A strong immune system can help your body fight infection and keep you healthy. The lifestyle you lead can greatly influence your immune system’s ability to respond to threats and keep you healthy.
As with so many aspects of your health, the foundation is built on healthy eating, regular exercise, adequate sleep, and managing your stress.
Support Your Gut Health
70% of your immune system is in your gut. Often times when your gut is healthy, you’re healthy.
What we eat affects the composition of bacteria found in our gut. That bacteria makes up the microbiome, which interacts directly with our immune system.
You can aid the bacteria in your gut by consuming a diet with plant foods that are high in fiber.
Many Americans eat a diet with sugars, processed foods, and saturated fats, which lead to less diversity of bacteria in your gut.
Eat a diet high in fruits and vegetables
Besides supporting your gut, Cleveland Clinic recommends 4 foods that can have a positive impact on your immune system:
- Garlic: Allicin, which is found in garlic, can give a boost to your immune system. The benefits often come from eating raw garlic, but if this is not bearable, roasted garlic is also an option.
- Prebiotics: Jerusalem artichokes, green bananas or plantains, Jicama root and asparagus contain prebiotics, which can help keep your gut healthy.

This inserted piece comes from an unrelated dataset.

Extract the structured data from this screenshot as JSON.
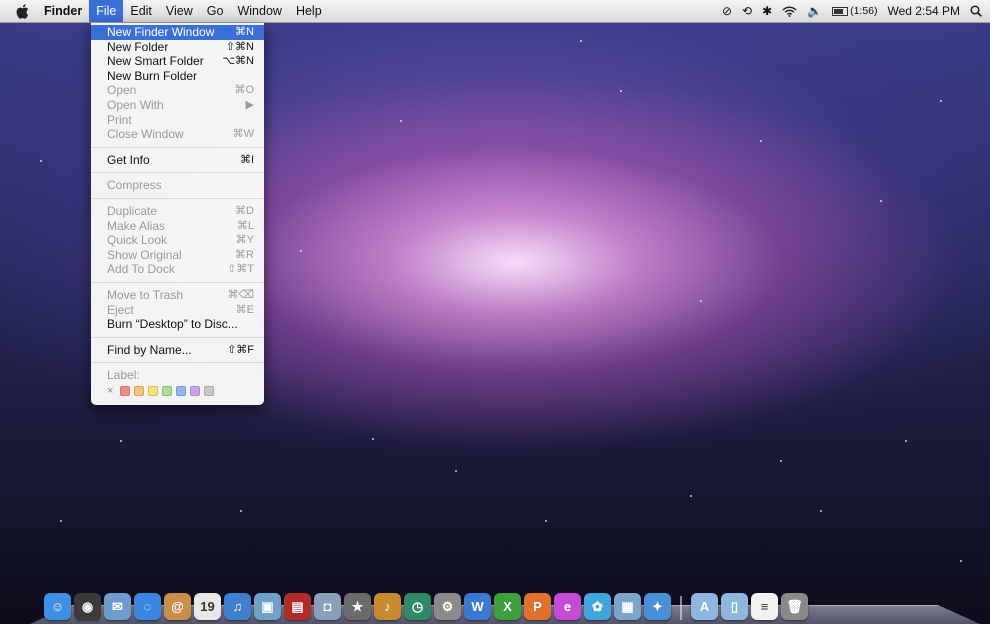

- Vitamin C-rich Foods: Oranges, broccoli, kiwi or cantaloupe all provide great sources of vitamin C, which is known to be a great vitamin for boosting your immune system.
- Antioxidants: Berries, carrots and spinach (as well as other brightly colored foods) have antioxidants that protect you against oxidative stress which in turn can strengthen your immune system.
Other foods that can be great for backing your immune system include:
- Blueberries: Flavonoids in blueberries play an important role in the immune defense of your respiratory tract. This can help protect against respiratory tract infections or common colds.
- Turmeric: Easy to add to your cooking, this spice has antioxidant and anti-inflammatory effects.
- Green tea: With only a small amount of caffeine, the flavonoids in green tea can aid in reducing your risk of the common cold.
- Almonds: Packed with key nutrients like vitamin E, manganese, magnesium, and fiber, just a small handful of almonds can give your immune system a boost.
- Red Bell Peppers: Another great source of vitamin C, but this time with the twist of being without the sugar content found in fruit.
The British Journal of Sports Medicine found that those that exercised at least 5 days a week had half the risk of getting a cold than those who led a more sedentary lifestyle.
Finding ways to stay active in the Minnesota winter can include walking outside, going to the gym, or creating your own at-home exercise program. Pick something active you like to do and have fun with it. This often yields better results than suddenly starting a rigorous exercise schedule that you may abandon.
Get adequate sleep
There’s only so much time in a day which in turn can make getting 7 to 8 hours of sleep each night difficult. But it’s important you prioritize sleep, particularly during the winter months. Plan accordingly to set aside enough time for sleeping each night.
There is a difference between “sleep” and “sleep opportunity.” The amount of time between when you lay down for the night and when your alarm is set to go off is your “sleep opportunity.” Naturally, you will not actually sleep this entire time as it will take your body some time to actually fall asleep – that amount of time is the actual “sleep” you are getting.
If you want to get 8 hours of sleep, you will need to plan for more than 8 hours in bed as your “sleep opportunity” time frame will need to account for the time it takes for you to fall asleep.
Stress affects everyone differently, making it difficult to define. However, we do know that the mind can have a dramatic impact on how the body reacts. A staggering 77% of us experience physical complications caused by stress.
The American Psychological Association found that chronic stress causes an increased production of the hormone cortisol. This damages your body’s anti-inflammatory response and can lead to an increased risk of infections.
Find ways to de-stress and take yourself out of stressful situations. How you do this will vary depending on what works best for you.